◆ Assignment ◆
State how many lines of the records include the word "kind"; the reply is that number alone.

[Records from a dataset]
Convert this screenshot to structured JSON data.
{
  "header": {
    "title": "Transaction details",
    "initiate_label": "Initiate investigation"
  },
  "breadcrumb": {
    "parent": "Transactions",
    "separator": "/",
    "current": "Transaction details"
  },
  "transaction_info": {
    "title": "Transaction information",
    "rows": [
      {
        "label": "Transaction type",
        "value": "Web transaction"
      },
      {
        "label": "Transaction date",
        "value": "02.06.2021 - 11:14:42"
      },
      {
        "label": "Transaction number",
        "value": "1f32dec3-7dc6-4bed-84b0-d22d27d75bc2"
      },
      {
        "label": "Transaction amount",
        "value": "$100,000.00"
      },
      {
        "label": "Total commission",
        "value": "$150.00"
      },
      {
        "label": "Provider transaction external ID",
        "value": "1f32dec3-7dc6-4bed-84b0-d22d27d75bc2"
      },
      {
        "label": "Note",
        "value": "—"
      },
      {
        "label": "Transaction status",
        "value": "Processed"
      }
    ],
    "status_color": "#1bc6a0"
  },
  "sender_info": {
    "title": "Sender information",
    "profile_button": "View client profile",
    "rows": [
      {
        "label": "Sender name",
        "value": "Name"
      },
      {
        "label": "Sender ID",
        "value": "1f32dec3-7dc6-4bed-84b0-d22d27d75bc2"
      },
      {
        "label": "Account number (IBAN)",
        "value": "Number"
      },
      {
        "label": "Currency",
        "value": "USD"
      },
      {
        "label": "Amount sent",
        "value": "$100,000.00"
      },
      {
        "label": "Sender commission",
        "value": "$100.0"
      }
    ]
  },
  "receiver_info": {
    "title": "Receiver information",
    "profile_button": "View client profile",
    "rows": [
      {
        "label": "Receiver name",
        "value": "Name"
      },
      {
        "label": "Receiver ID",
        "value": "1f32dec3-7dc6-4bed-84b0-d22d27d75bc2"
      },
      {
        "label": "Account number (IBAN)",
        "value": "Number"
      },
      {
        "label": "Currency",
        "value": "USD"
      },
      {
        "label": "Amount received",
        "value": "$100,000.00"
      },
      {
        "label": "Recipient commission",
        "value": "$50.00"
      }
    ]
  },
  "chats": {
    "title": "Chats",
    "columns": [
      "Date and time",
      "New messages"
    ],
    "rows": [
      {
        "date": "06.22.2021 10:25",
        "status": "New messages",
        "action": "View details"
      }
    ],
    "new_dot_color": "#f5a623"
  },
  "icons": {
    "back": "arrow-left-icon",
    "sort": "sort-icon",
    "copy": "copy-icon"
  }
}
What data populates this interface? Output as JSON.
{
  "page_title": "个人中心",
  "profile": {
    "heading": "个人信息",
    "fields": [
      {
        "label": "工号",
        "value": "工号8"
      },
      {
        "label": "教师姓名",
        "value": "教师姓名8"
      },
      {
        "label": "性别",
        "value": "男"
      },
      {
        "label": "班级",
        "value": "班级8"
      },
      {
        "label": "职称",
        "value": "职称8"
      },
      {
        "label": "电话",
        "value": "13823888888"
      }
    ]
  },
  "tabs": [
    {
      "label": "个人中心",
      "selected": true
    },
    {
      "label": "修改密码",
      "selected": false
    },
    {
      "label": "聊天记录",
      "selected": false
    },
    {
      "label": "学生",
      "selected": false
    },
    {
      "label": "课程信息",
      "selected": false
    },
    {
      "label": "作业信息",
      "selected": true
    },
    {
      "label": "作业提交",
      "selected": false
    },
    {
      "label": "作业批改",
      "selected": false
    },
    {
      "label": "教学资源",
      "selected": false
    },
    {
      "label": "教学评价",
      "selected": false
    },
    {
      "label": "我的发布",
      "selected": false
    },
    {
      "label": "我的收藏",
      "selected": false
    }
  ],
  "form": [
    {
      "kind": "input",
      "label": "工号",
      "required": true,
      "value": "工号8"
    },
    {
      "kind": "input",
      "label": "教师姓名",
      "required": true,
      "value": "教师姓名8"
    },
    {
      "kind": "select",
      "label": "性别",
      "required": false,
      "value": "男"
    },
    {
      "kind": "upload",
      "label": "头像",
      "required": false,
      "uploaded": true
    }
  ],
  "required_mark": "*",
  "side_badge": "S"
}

◆ The completed task ◆
4